| Updated at: 0947 PST, Thursday, November 24, 2011|
TOKYO: The euro slid against the yen in Asian trade Thursday after a poorly received German bond sale deepened fears the eurozone debt crisis was spreading to the bloc's biggest economy.
The euro bought 103.00 yen early in Tokyo, compared to 103.15 yen in New York late Wednesday.
The single European currency also fell against the dollar heavily overnight, reeling from news of a lacklustre German bond auction that struck at the heart of the eurozone's fiscal credibility.
But the euro recovered slightly to $1.3367 in Asia from $1.3347 in New York, while the dollar was at 77.06 yen, down from 77.29.
Germany sold only 3.9 billion euros worth of its benchmark 10-year "Bund" out of the 6.0 billion euros on offer, an outcome reflecting "extraordinarily nervous market conditions," said a German government spokesman.
German bonds are considered the gold standard of eurozone debt.
The financial crisis is also reaching Belgium, where borrowing costs have spiked in recent months, although the nation has so far avoided the market pressure that quickened political change in Spain, Italy, Greece, Ireland and Portugal.
Greece, Ireland and Portugal have been forced to take out multi-billion-euro bailout loans from international creditors.
"Worries over European sovereign bonds are spreading, and now we see accelerating rises in Belgian bond yields," JP Morgan chief FX strategist Junya Tanase told Dow Jones Newswires, referring to the higher rates of interest Belgium has to pay on its debt.
"The Belgian and German bond spread and the euro/yen have a (negative) correlation," he added.
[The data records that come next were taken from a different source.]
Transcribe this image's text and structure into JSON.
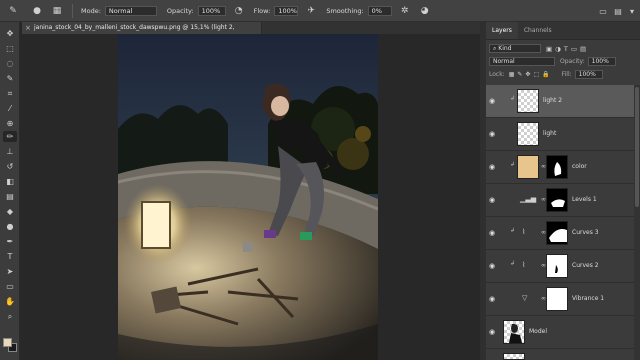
{
  "options_bar": {
    "mode_label": "Mode:",
    "mode_value": "Normal",
    "opacity_label": "Opacity:",
    "opacity_value": "100%",
    "flow_label": "Flow:",
    "flow_value": "100%",
    "smoothing_label": "Smoothing:",
    "smoothing_value": "0%"
  },
  "document": {
    "tab_title": "janina_stock_04_by_malleni_stock_dawspwu.png @ 15,1% (light 2,"
  },
  "panel": {
    "tabs": [
      "Layers",
      "Channels"
    ],
    "filter_value": "Kind",
    "blend_mode": "Normal",
    "opacity_label": "Opacity:",
    "opacity_value": "100%",
    "lock_label": "Lock:",
    "fill_label": "Fill:",
    "fill_value": "100%"
  },
  "layers": [
    {
      "name": "light 2",
      "selected": true
    },
    {
      "name": "light",
      "selected": false
    },
    {
      "name": "color",
      "selected": false
    },
    {
      "name": "Levels 1",
      "selected": false
    },
    {
      "name": "Curves 3",
      "selected": false
    },
    {
      "name": "Curves 2",
      "selected": false
    },
    {
      "name": "Vibrance 1",
      "selected": false
    },
    {
      "name": "Model",
      "selected": false
    }
  ],
  "colors": {
    "foreground": "#e8d9b8",
    "background": "#1a1a1a",
    "color_thumb": "#e7c58c"
  },
  "icons": {
    "tools": [
      "move-icon",
      "marquee-icon",
      "lasso-icon",
      "quick-select-icon",
      "crop-icon",
      "eyedropper-icon",
      "healing-icon",
      "brush-icon",
      "stamp-icon",
      "history-brush-icon",
      "eraser-icon",
      "gradient-icon",
      "blur-icon",
      "dodge-icon",
      "pen-icon",
      "type-icon",
      "path-select-icon",
      "rectangle-icon",
      "hand-icon",
      "zoom-icon"
    ]
  }
}
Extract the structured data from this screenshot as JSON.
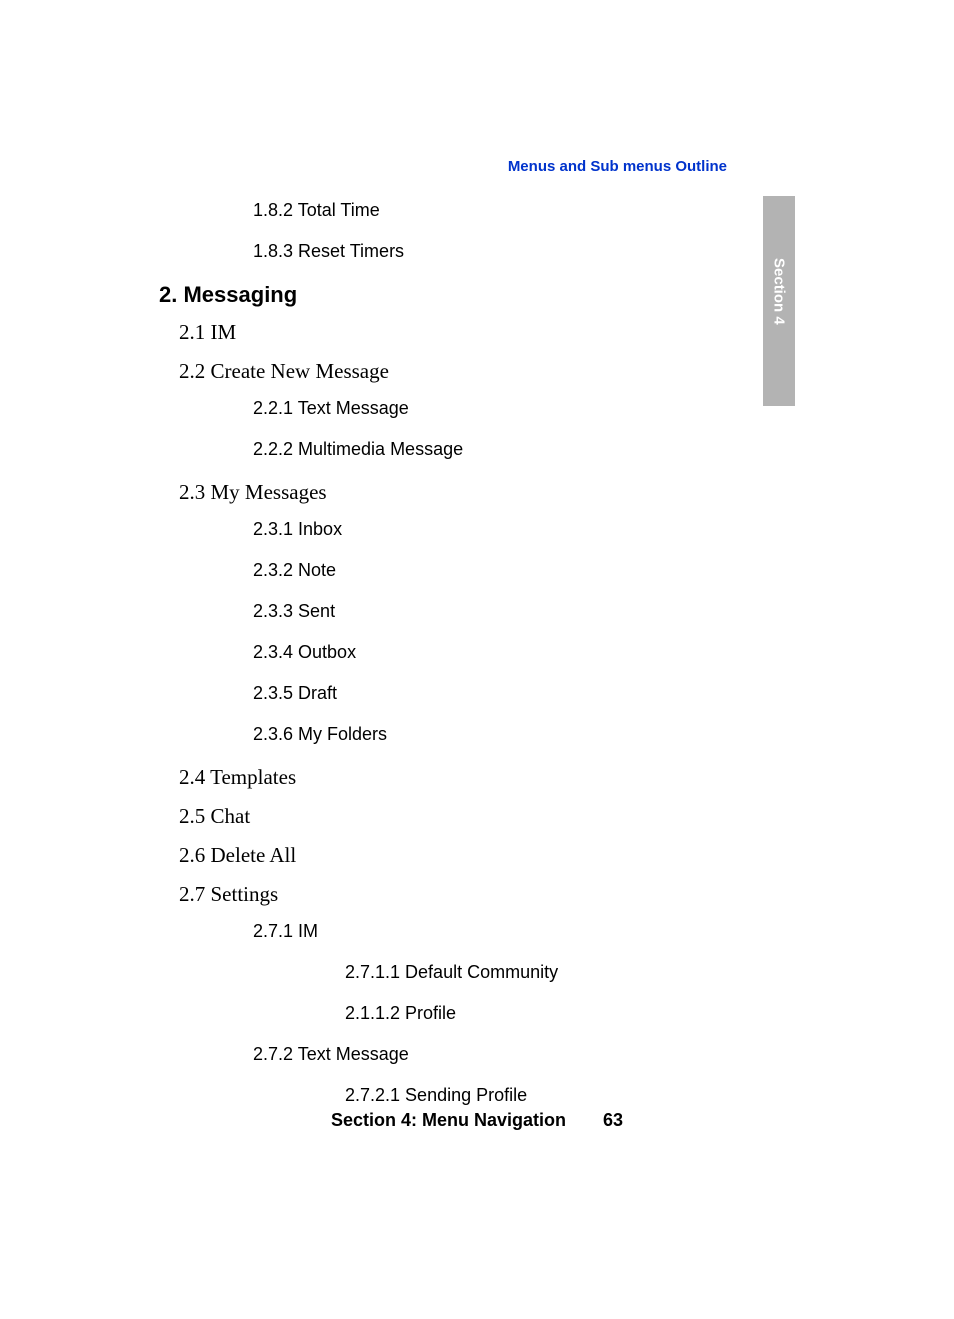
{
  "header": {
    "breadcrumb": "Menus and Sub menus Outline"
  },
  "sidebar": {
    "tab_label": "Section 4"
  },
  "outline": {
    "pre_items": [
      "1.8.2 Total Time",
      "1.8.3 Reset Timers"
    ],
    "section": {
      "number": "2.",
      "title": "Messaging",
      "items": [
        {
          "label": "2.1 IM"
        },
        {
          "label": "2.2 Create New Message",
          "children": [
            "2.2.1 Text Message",
            "2.2.2 Multimedia Message"
          ]
        },
        {
          "label": "2.3 My Messages",
          "children": [
            "2.3.1 Inbox",
            "2.3.2 Note",
            "2.3.3 Sent",
            "2.3.4 Outbox",
            "2.3.5 Draft",
            "2.3.6 My Folders"
          ]
        },
        {
          "label": "2.4 Templates"
        },
        {
          "label": "2.5 Chat"
        },
        {
          "label": "2.6 Delete All"
        },
        {
          "label": "2.7 Settings",
          "children": [
            {
              "label": "2.7.1 IM",
              "children": [
                "2.7.1.1 Default Community",
                "2.1.1.2 Profile"
              ]
            },
            {
              "label": "2.7.2 Text Message",
              "children": [
                "2.7.2.1 Sending Profile"
              ]
            }
          ]
        }
      ]
    }
  },
  "footer": {
    "section_label": "Section 4: Menu Navigation",
    "page_number": "63"
  }
}
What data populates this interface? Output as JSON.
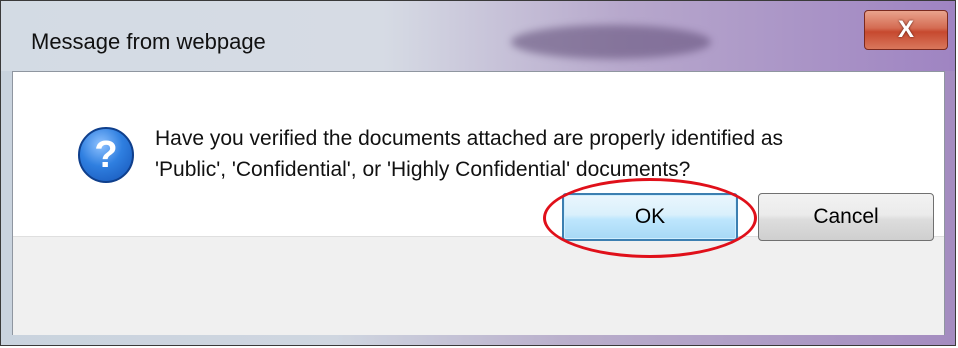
{
  "dialog": {
    "title": "Message from webpage",
    "close_label": "X",
    "message_line1": "Have you verified the documents attached are properly identified as",
    "message_line2": "'Public', 'Confidential', or 'Highly Confidential' documents?",
    "icon": "question-icon",
    "ok_label": "OK",
    "cancel_label": "Cancel"
  },
  "colors": {
    "annotation": "#e0101a",
    "ok_border": "#3c7fb1",
    "close_button": "#c6492f"
  }
}
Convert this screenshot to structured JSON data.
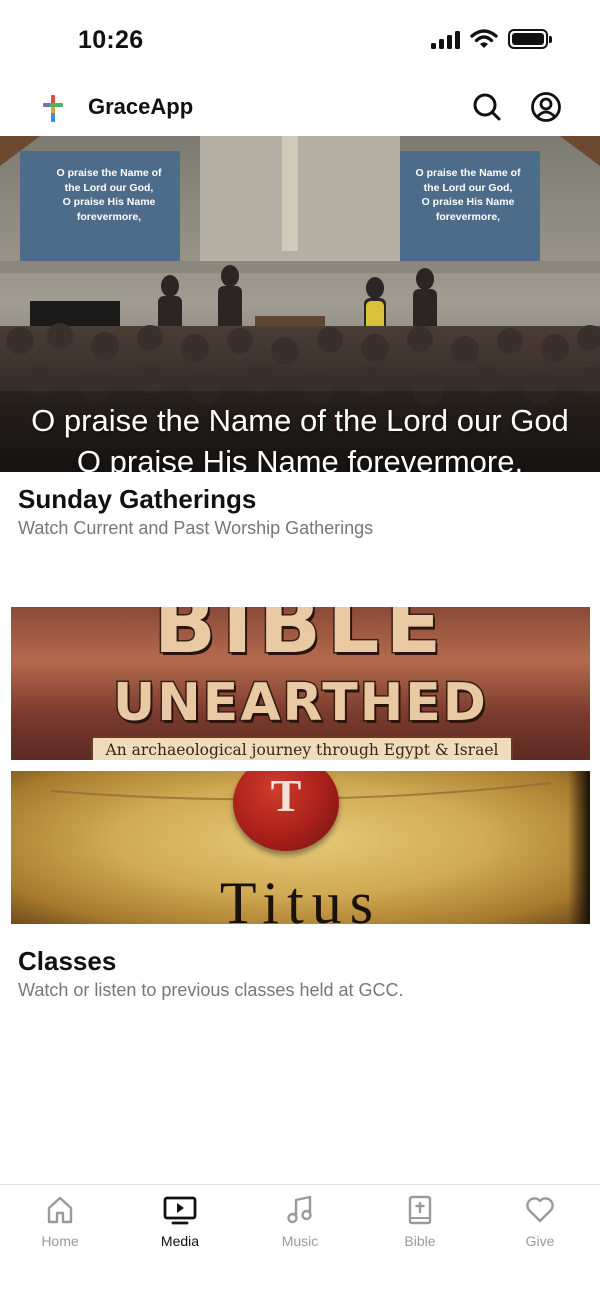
{
  "status": {
    "time": "10:26"
  },
  "header": {
    "title": "GraceApp",
    "search_icon": "search-icon",
    "account_icon": "account-icon"
  },
  "hero": {
    "screen_text_left": "O praise the Name of\nthe Lord our God,\nO praise His Name\nforevermore,",
    "screen_text_right": "O praise the Name of\nthe Lord our God,\nO praise His Name\nforevermore,",
    "caption_line1": "O praise the Name of the Lord our God",
    "caption_line2": "O praise His Name forevermore,"
  },
  "sunday": {
    "title": "Sunday Gatherings",
    "subtitle": "Watch Current and Past Worship Gatherings"
  },
  "banners": {
    "bible_title": "BIBLE",
    "bible_subtitle": "UNEARTHED",
    "bible_tagline": "An archaeological journey through Egypt & Israel",
    "titus_seal_letter": "T",
    "titus_title": "Titus"
  },
  "classes": {
    "title": "Classes",
    "subtitle": "Watch or listen to previous classes held at GCC."
  },
  "tabs": [
    {
      "label": "Home",
      "icon": "home-icon",
      "active": false
    },
    {
      "label": "Media",
      "icon": "media-icon",
      "active": true
    },
    {
      "label": "Music",
      "icon": "music-icon",
      "active": false
    },
    {
      "label": "Bible",
      "icon": "bible-icon",
      "active": false
    },
    {
      "label": "Give",
      "icon": "heart-icon",
      "active": false
    }
  ],
  "colors": {
    "accent": "#111111",
    "inactive": "#9a9a9a",
    "text_secondary": "#777777"
  }
}
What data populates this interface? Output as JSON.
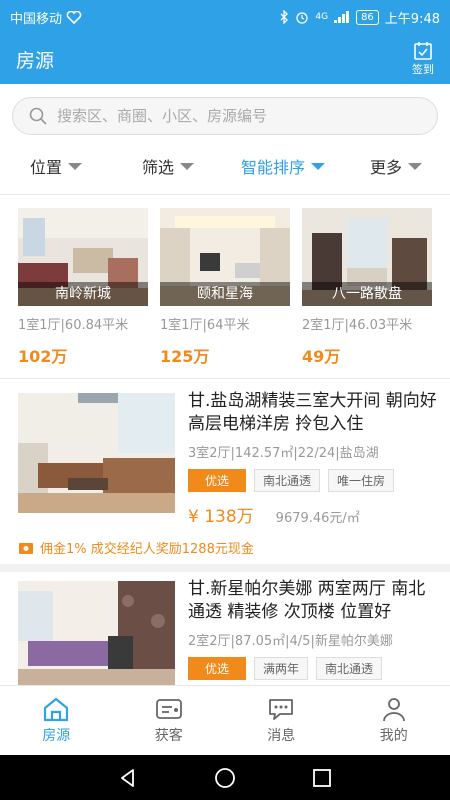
{
  "status_bar": {
    "carrier": "中国移动",
    "network": "4G",
    "battery": "86",
    "time": "上午9:48"
  },
  "header": {
    "title": "房源",
    "checkin_label": "签到"
  },
  "search": {
    "placeholder": "搜索区、商圈、小区、房源编号"
  },
  "filters": [
    {
      "label": "位置",
      "active": false
    },
    {
      "label": "筛选",
      "active": false
    },
    {
      "label": "智能排序",
      "active": true
    },
    {
      "label": "更多",
      "active": false
    }
  ],
  "featured": [
    {
      "name": "南岭新城",
      "meta": "1室1厅|60.84平米",
      "price": "102万"
    },
    {
      "name": "颐和星海",
      "meta": "1室1厅|64平米",
      "price": "125万"
    },
    {
      "name": "八一路散盘",
      "meta": "2室1厅|46.03平米",
      "price": "49万"
    }
  ],
  "listings": [
    {
      "title": "甘.盐岛湖精装三室大开间 朝向好 高层电梯洋房 拎包入住",
      "meta": "3室2厅|142.57㎡|22/24|盐岛湖",
      "tags": [
        "优选",
        "南北通透",
        "唯一住房"
      ],
      "price": "¥ 138万",
      "unit_price": "9679.46元/㎡",
      "commission": "佣金1%  成交经纪人奖励1288元现金"
    },
    {
      "title": "甘.新星帕尔美娜 两室两厅 南北通透 精装修 次顶楼 位置好",
      "meta": "2室2厅|87.05㎡|4/5|新星帕尔美娜",
      "tags": [
        "优选",
        "满两年",
        "南北通透"
      ]
    }
  ],
  "bottom_nav": [
    {
      "label": "房源",
      "icon": "home-icon",
      "active": true
    },
    {
      "label": "获客",
      "icon": "card-icon",
      "active": false
    },
    {
      "label": "消息",
      "icon": "chat-icon",
      "active": false
    },
    {
      "label": "我的",
      "icon": "person-icon",
      "active": false
    }
  ],
  "colors": {
    "primary": "#2fa1e6",
    "accent": "#f08a1a"
  }
}
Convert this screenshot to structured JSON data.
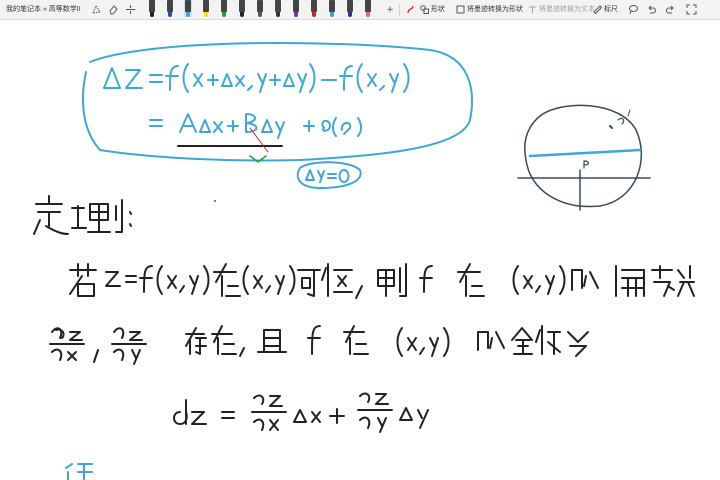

The euro may tumble further below 100.00 against the Japanese unit, if the yield spread between Belgian and German bonds keeps increasing, Tanase added. (AFP)